Several years have past and now we have two children who constantly have to field the never ending questions.    Every October the sense of guilt returns to my heart.  Every time I hear my sweet girls respond with "we don't celebrate Halloween", my heart aches for my perceived memories that they are missing out on.   They often have the sad look on their faces as they see even their Christian friends preparing for Halloween celebrations and trick or treating.  Every October I count down the days until it is over, when it is November 1st, when we can start planning Thanksgiving and Christmas. 

Don't get me wrong, we still have a  great deal of fun through October.    We strive to provide an environment that  makes room for ton of fun, while using the actual day as a teachable moment to celebrate God’s plan and purpose for our lives.We enjoy every other moment of Fall from apple picking, pumpkin painting, leaf piles and mulled apple cider.   They play dress up through out the year and attend dress up events at their church club program.  The club program has a special night in Fall for the students to dress like their hero.  My girls love this special evening. They have donned costumes of Bruce Lee, Queen Ester, Bethany Hamilton and more. We usually choose a special family activity to do together on Halloween Night to create other special memories for them.    We've had family game nights, movie nights, special dinners and this year we took them out to a Japanese hibachi restaurant for the first time.  We had a wonderful night.  The girls faces were so precious as they watched the chef prepare the food right at our table.   However,  from the hostess to the chef, the girls were grilled with why they weren't out trick or treating.  My oldest has  gotten very talented at answering the questions with confidence.  Last night, she purposely chose to wear a shirt with a cross and large letters that says "Born Again".   My youngest, still struggles with the concept.  She is the same age as I was when that "crazy, absurd woman" (remember her?) turned me away at the door because she didn't celebrate Halloween.  Oh my, am I that woman?  Are we THAT family?  Not exactly.    If we happen to be home on October 31st, I always have a big bowl of candy just in case we get some little costumed munchkins at the door.  
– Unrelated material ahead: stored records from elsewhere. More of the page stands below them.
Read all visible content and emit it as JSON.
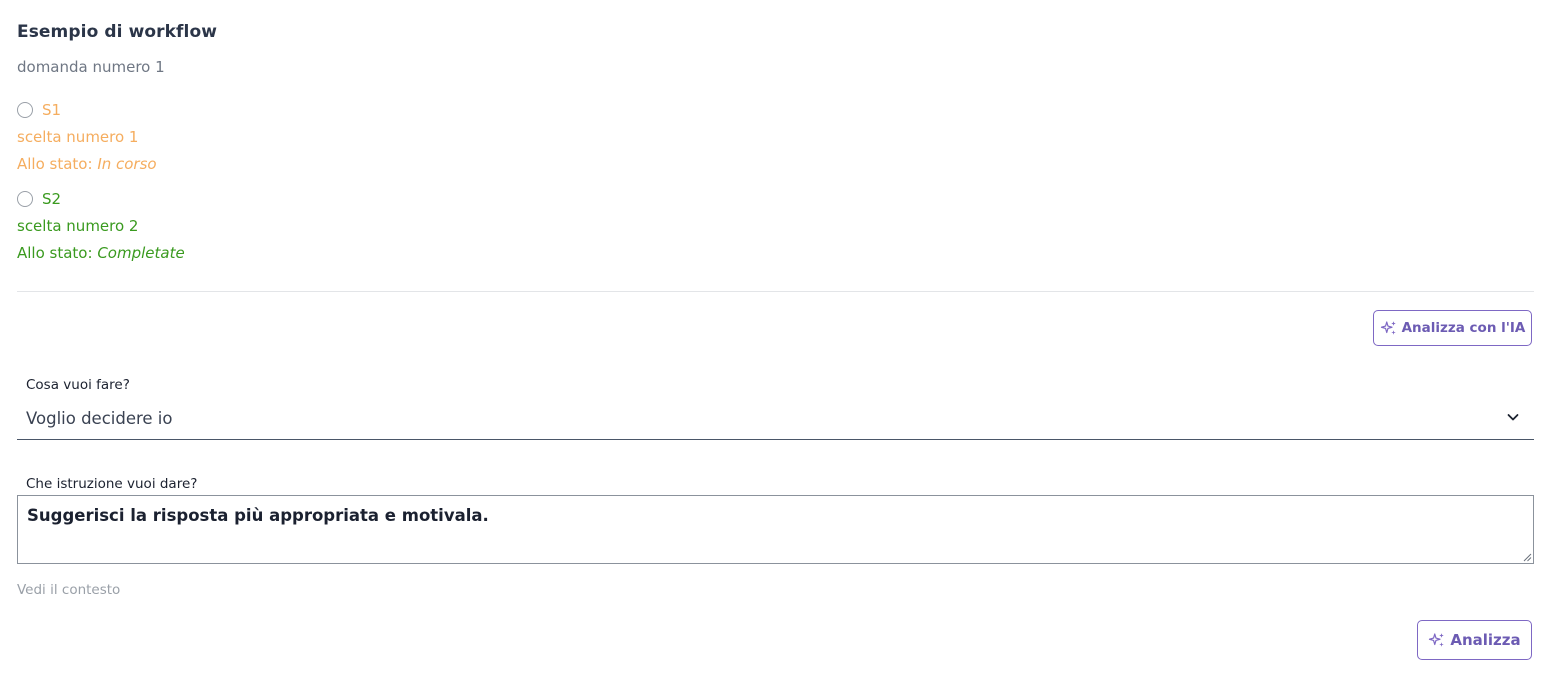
{
  "workflow": {
    "title": "Esempio di workflow",
    "question": "domanda numero 1",
    "options": [
      {
        "label": "S1",
        "description": "scelta numero 1",
        "state_prefix": "Allo stato: ",
        "state_value": "In corso",
        "color": "#f5ad5f"
      },
      {
        "label": "S2",
        "description": "scelta numero 2",
        "state_prefix": "Allo stato: ",
        "state_value": "Completate",
        "color": "#3a9a1f"
      }
    ]
  },
  "ai_panel": {
    "analyze_ai_label": "Analizza con l'IA",
    "action_label": "Cosa vuoi fare?",
    "action_value": "Voglio decidere io",
    "instruction_label": "Che istruzione vuoi dare?",
    "instruction_value": "Suggerisci la risposta più appropriata e motivala.",
    "context_link": "Vedi il contesto",
    "analyze_label": "Analizza"
  },
  "colors": {
    "accent_purple": "#7e68c4",
    "option_in_progress": "#f5ad5f",
    "option_completed": "#3a9a1f"
  },
  "icons": {
    "ai": "sparkles-icon",
    "select": "chevron-down-icon"
  }
}
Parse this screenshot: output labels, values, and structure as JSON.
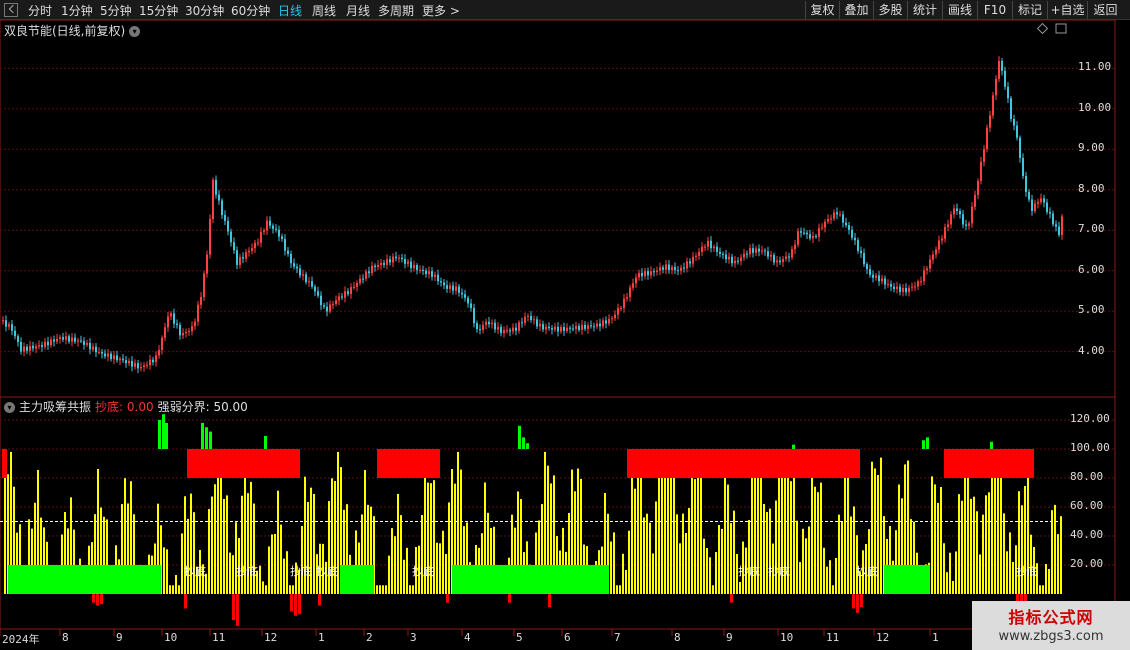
{
  "toolbar": {
    "periods": [
      "分时",
      "1分钟",
      "5分钟",
      "15分钟",
      "30分钟",
      "60分钟",
      "日线",
      "周线",
      "月线",
      "多周期",
      "更多 >"
    ],
    "active_period": "日线",
    "right_buttons": [
      "复权",
      "叠加",
      "多股",
      "统计",
      "画线",
      "F10",
      "标记",
      "+自选",
      "返回"
    ]
  },
  "stock": {
    "title": "双良节能(日线,前复权)"
  },
  "price_axis": {
    "labels": [
      "11.00",
      "10.00",
      "9.00",
      "8.00",
      "7.00",
      "6.00",
      "5.00",
      "4.00"
    ],
    "range": [
      3.3,
      11.7
    ]
  },
  "indicator": {
    "name": "主力吸筹共振",
    "chaodi_label": "抄底: 0.00",
    "threshold_label": "强弱分界: 50.00",
    "axis_labels": [
      "120.00",
      "100.00",
      "80.00",
      "60.00",
      "40.00",
      "20.00"
    ],
    "threshold": 50,
    "signal_text": "抄底"
  },
  "time_axis": [
    "2024年",
    "8",
    "9",
    "10",
    "11",
    "12",
    "1",
    "2",
    "3",
    "4",
    "5",
    "6",
    "7",
    "8",
    "9",
    "10",
    "11",
    "12",
    "1"
  ],
  "watermark": {
    "title": "指标公式网",
    "url": "www.zbgs3.com"
  },
  "colors": {
    "up": "#ff4040",
    "down": "#3ec8e0",
    "yellow": "#ffff00",
    "green": "#00ff00",
    "red": "#ff0000",
    "active": "#27c7f0"
  }
}
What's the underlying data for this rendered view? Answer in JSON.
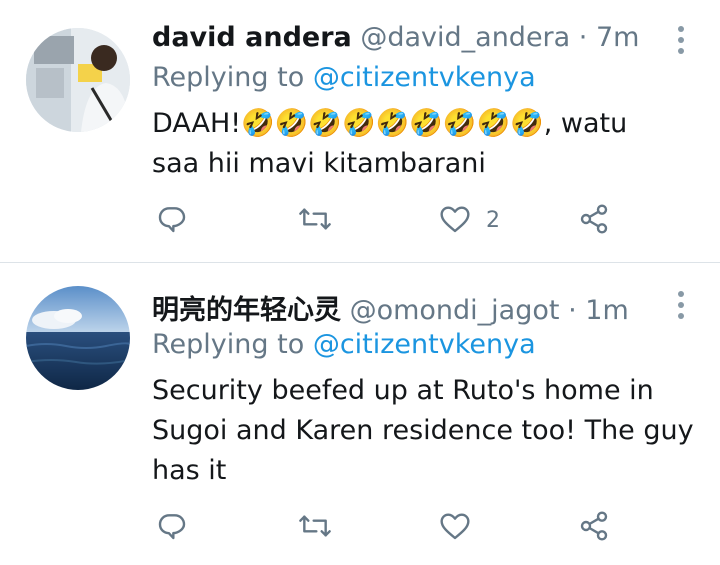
{
  "tweets": [
    {
      "name": "david andera",
      "handle": "@david_andera",
      "separator": "·",
      "time": "7m",
      "replying_prefix": "Replying to",
      "replying_handle": "@citizentvkenya",
      "text_line1_start": "DAAH!",
      "emoji": "🤣🤣🤣🤣🤣🤣🤣🤣🤣",
      "text_line1_end": ", watu",
      "text_line2": "saa hii mavi kitambarani",
      "like_count": "2"
    },
    {
      "name": "明亮的年轻心灵",
      "handle": "@omondi_jagot",
      "separator": "·",
      "time": "1m",
      "replying_prefix": "Replying to",
      "replying_handle": "@citizentvkenya",
      "text_line1": "Security beefed up at Ruto's home in",
      "text_line2": "Sugoi and Karen residence too! The guy",
      "text_line3": "has it"
    }
  ],
  "icons": {
    "reply": "reply-icon",
    "retweet": "retweet-icon",
    "like": "heart-icon",
    "share": "share-icon",
    "more": "more-icon"
  },
  "colors": {
    "text": "#14171a",
    "secondary": "#657786",
    "link": "#1b95e0",
    "divider": "#dde3e8"
  }
}
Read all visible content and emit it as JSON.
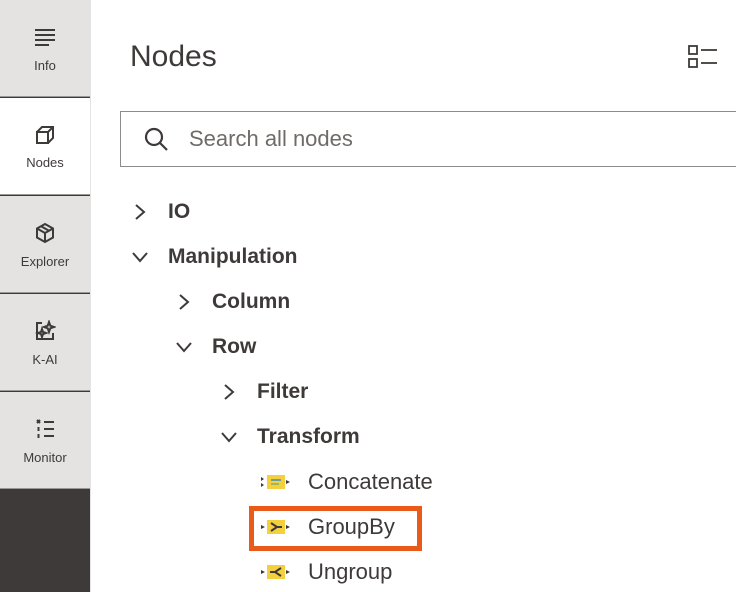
{
  "rail": {
    "items": [
      {
        "label": "Info",
        "icon": "info-lines-icon"
      },
      {
        "label": "Nodes",
        "icon": "nodes-cube-icon"
      },
      {
        "label": "Explorer",
        "icon": "explorer-box-icon"
      },
      {
        "label": "K-AI",
        "icon": "k-ai-sparkle-icon"
      },
      {
        "label": "Monitor",
        "icon": "monitor-list-icon"
      }
    ]
  },
  "panel": {
    "title": "Nodes",
    "display_toggle_icon": "list-view-icon"
  },
  "search": {
    "placeholder": "Search all nodes",
    "value": ""
  },
  "tree": {
    "io": "IO",
    "manipulation": "Manipulation",
    "column": "Column",
    "row": "Row",
    "filter": "Filter",
    "transform": "Transform",
    "nodes": [
      {
        "label": "Concatenate",
        "icon": "concatenate-node-icon"
      },
      {
        "label": "GroupBy",
        "icon": "groupby-node-icon"
      },
      {
        "label": "Ungroup",
        "icon": "ungroup-node-icon"
      }
    ]
  },
  "colors": {
    "highlight": "#ea5a1a",
    "node_yellow": "#f4d03f",
    "rail_bg": "#e4e3e1",
    "dark_bg": "#3e3a39"
  }
}
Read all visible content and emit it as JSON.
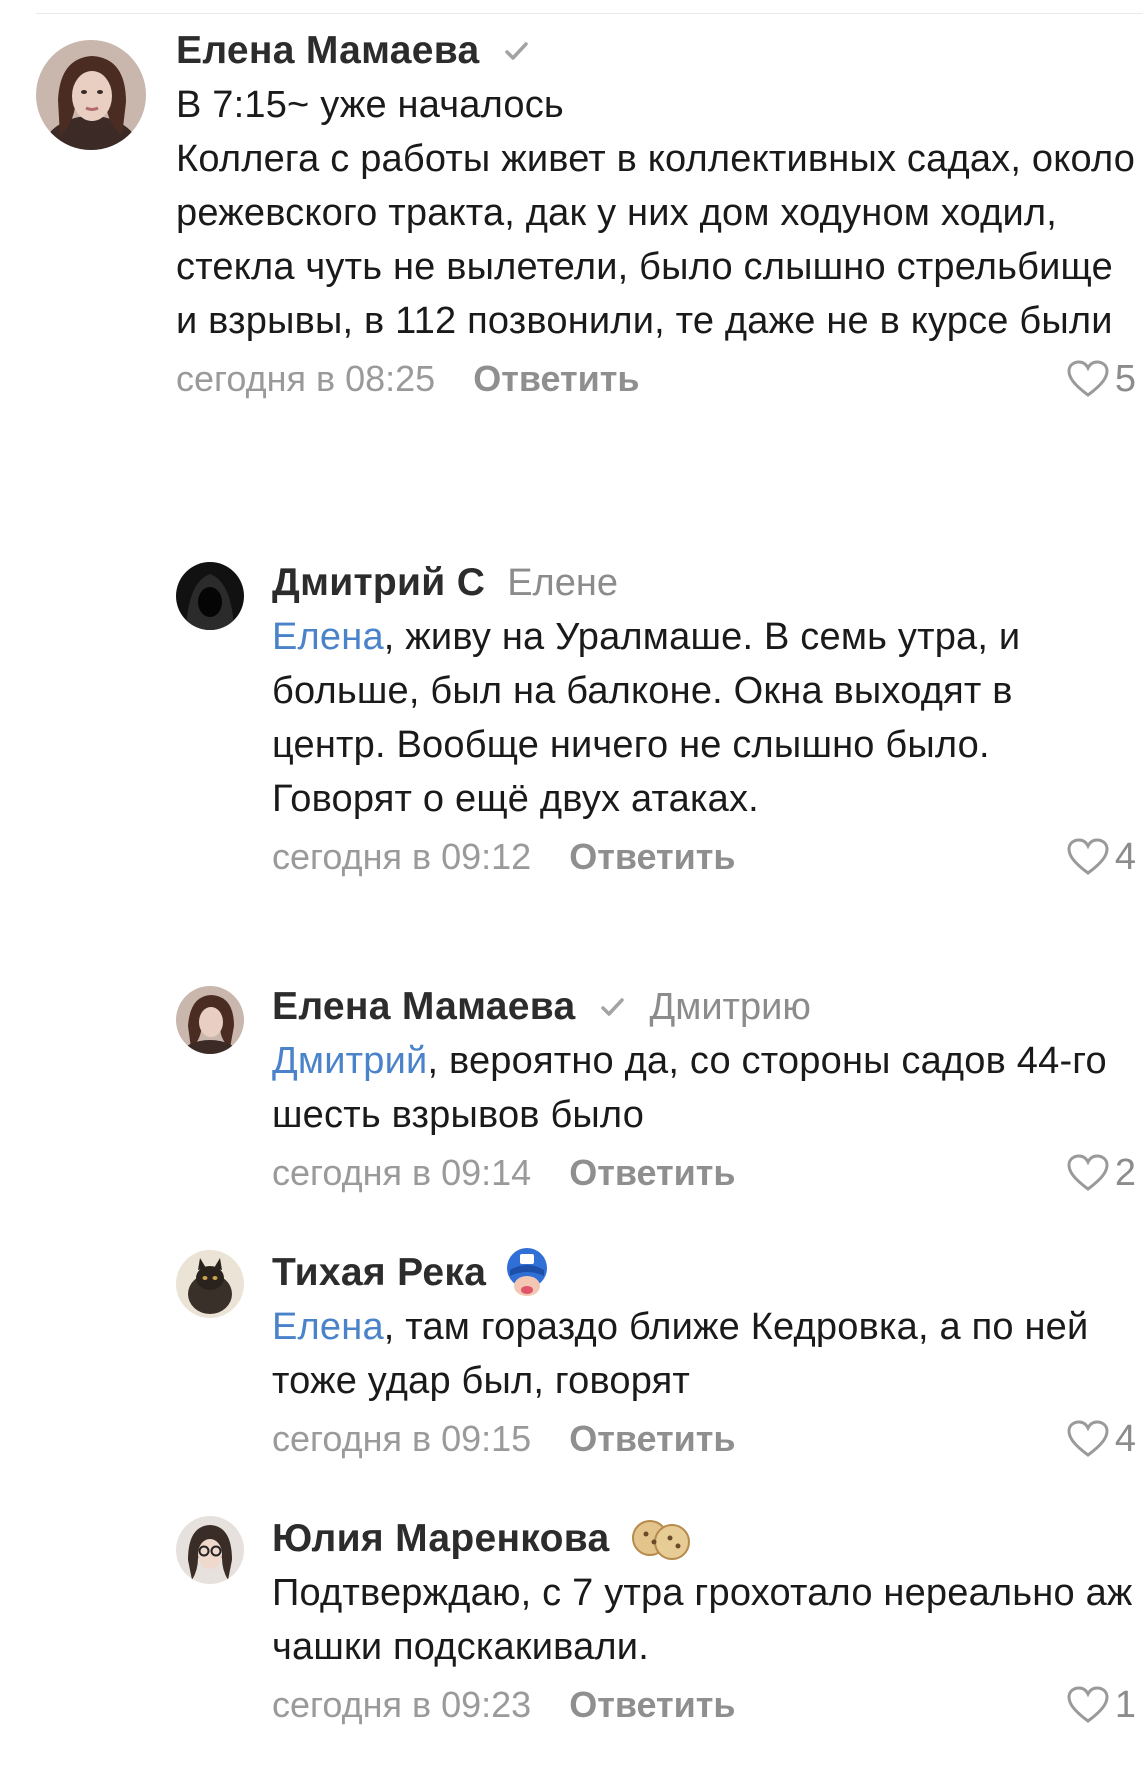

I will probably struggle with this inner battle for the remaining years of my daughters childhood.  I am curious of how they will choose to celebrate or not celebrate October 31st when they become adults living outside our umbrella.  Will they think we ruined their childhood by not allowing them to go trick or treating? Will they harbor some deep seeded anger toward us over this? Do people think we are brain washing them or trying to force our beliefs on them.  Do I care what people think or should I care more about what God thinks?   These questions haunt me (pun intended) every year as the date approaches.  I do know that every year on the morning of November 1st, I feel relieved and relaxed.  In an effort to clarify my feelings, if only to myself, I chose to write about it this year.  

So here I am on November 1st, thankful that we made it through another year.  I think next year, we should make more of an effort to impress the missionary story on to the hearts of my children.    I think instead of taking them out for a fancy dinner and buying the extra bag of candy, we should make a  family donation to that missionary's school in Kenya.  

Happy November y'all...
Lumpy Out

No comments:

Post a Comment